What does this mean? Fortunately for the dependent spouse, it means that alimony is not wiped out if the supporting spouse declares bankruptcy. Alimony is considered a priority, non-dischargeable debt, which a debtor cannot eliminate by filing for bankruptcy.
Depending on what type of bankruptcy you file, however, may determine whether you are able to enter into a repayment plan for any back-owed alimony. In a Chapter 13 bankruptcy, you may repay your portion of back-owed alimony over a period of three to five years. The dependent spouse will still get the money they are owed, it just may be repaid over a longer period of time. This helps the supporting spouse by giving them a longer period of time to repay their debt so that they may avoid potential jail time.
Occasionally, in separation agreements, the parties agree to label an obligation alimony so that the paying spouse may deduct the payments from his or her taxes. These types of payments are not really alimony and may potentially be discharged through bankruptcy.
If you pay or receive alimony and believe that a potential bankruptcy may impact this, you may want to seek a consultation with an alimony attorney. Adkins Law is located in Huntersville NC and primarily serves Mecklenburg County and the Lake Norman area. Contact Adkins Law to schedule a consultation with a family law attorney.
The NHTSA SFST battery is the standard for driving while impaired field sobriety testing. The SFST battery consists of three tests: (1) the horizontal gaze nystagmus (HGN) test, (2) the walk and turn (WAT) test, and (3) the one leg stand (OLS) test.
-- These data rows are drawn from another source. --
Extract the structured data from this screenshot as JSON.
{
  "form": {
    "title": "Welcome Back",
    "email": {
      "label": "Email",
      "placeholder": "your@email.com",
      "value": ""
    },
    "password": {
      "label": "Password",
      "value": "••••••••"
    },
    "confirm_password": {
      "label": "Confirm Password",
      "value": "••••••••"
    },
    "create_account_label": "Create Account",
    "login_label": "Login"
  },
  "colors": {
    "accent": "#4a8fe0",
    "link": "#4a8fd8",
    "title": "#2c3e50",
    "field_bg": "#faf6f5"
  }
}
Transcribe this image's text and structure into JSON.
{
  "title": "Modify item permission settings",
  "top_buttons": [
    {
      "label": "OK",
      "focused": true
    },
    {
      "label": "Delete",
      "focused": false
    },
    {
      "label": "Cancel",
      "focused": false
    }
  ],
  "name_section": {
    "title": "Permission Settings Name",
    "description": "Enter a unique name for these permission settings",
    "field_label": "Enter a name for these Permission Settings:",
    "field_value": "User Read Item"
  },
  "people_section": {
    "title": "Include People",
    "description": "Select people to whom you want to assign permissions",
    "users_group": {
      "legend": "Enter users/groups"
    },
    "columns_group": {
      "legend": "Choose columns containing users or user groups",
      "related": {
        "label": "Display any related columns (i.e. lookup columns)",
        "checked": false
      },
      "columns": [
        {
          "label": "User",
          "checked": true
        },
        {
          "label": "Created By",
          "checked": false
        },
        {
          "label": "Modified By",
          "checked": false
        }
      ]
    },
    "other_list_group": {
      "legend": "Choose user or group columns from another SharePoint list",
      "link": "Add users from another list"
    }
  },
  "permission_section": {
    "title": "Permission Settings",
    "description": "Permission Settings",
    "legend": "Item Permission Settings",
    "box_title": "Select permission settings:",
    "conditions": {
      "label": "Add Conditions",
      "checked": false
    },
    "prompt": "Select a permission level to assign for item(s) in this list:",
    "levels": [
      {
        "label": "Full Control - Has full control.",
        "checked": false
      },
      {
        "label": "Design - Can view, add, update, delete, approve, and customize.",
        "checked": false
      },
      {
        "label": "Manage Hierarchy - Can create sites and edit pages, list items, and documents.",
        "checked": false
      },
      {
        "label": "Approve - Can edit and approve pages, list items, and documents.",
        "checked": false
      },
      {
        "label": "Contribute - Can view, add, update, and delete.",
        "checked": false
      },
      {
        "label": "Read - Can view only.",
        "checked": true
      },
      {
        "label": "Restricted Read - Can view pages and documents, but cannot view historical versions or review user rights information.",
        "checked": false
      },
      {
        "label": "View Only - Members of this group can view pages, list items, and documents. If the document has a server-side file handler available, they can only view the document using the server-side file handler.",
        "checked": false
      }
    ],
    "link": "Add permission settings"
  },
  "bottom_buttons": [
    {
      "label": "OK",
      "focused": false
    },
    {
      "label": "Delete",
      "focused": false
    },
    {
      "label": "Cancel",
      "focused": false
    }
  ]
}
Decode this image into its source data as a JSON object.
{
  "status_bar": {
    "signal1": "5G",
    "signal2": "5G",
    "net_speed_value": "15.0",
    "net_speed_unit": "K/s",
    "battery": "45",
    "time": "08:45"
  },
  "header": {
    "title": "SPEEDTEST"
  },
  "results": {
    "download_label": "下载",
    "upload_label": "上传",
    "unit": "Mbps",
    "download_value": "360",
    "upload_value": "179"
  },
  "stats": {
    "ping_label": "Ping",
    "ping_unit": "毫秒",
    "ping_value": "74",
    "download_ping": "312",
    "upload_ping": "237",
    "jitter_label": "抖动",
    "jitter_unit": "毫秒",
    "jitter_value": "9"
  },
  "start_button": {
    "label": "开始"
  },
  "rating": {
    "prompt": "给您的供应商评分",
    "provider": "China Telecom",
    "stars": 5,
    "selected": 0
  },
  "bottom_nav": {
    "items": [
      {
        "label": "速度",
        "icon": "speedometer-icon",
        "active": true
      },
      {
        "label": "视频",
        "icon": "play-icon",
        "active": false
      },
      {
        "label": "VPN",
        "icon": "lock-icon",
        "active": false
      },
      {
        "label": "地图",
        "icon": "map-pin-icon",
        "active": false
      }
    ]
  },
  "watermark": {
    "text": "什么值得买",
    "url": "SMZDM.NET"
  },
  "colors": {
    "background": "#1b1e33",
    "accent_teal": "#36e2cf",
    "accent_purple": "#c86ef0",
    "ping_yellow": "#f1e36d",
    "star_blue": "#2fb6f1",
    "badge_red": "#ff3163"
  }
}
The WAT and OLS require you to be able to walk, stand, and balance as a normal person would. If you are mobility impaired, you may not be able to complete the WAT and OLS portions of the NHTSA SFST battery.
Historically, DWI police officers have relied exclusively on their observations and the HGN when making a DWI arrest of a mobility impaired person. Recently, however, police officers have been using NASBLA training to conduct a seated field sobriety test for mobility impaired subjects. The NASBLA field sobriety battery is patently different than the NHTSA SFST battery.
The NASBLA field sobriety battery includes the following tests: (1) HGN, (2) finger to nose test, (3) palm pat test, and (4) hand coordination test. The battery is designed to detect boating while impaired (BWI) / boating under the influence (BUI) suspects and all tests are conducted from a seated position. Since the tests are conducted from a seated position, the NASBLA tests are supposedly applicable to detect DWI / DUI suspects.
The problem with applying NASBLA tests to DWIs is that there is no study to prove their validity. In 2008, a study was conducted by NASBLA and the U.S. Coast Guard entitled “Validation of Standardized Field Sobriety Tests For Use in the Marine Environment.” The purpose of the study was to validate SFSTs for BWI / BUI enforcement in the marine environment. Due to balance, stability, and equilibrium issues that boaters may face, law enforcement realized that roadside SFSTs were not adequate to test for BWI. The NASBLA study shows that the NASBLA waterborne SFSTs are more accurate in testing for BWIs than traditional NHTSA roadside SFSTs.
Since the study only focused on BWI enforcement, it was only validated for the marine environment. When a police officer attempts to use a NASBLA test to detect a roadside DWI suspect, that officer is using an unproven testing system. To reiterate, NASBLA tests have only been validated for use in the marine environment and are not proven to be effective to detect DWI suspects. Thus, NASBLA field sobriety tests should hold very little weight when used to prove that a mobility impaired suspect as DWI.
If you were charged with DWI and would like to speak to a DWI attorney, please contact Adkins Law. Adkins Law is located in Huntersville NC and primarily serves Mecklenburg County and the Lake Norman area.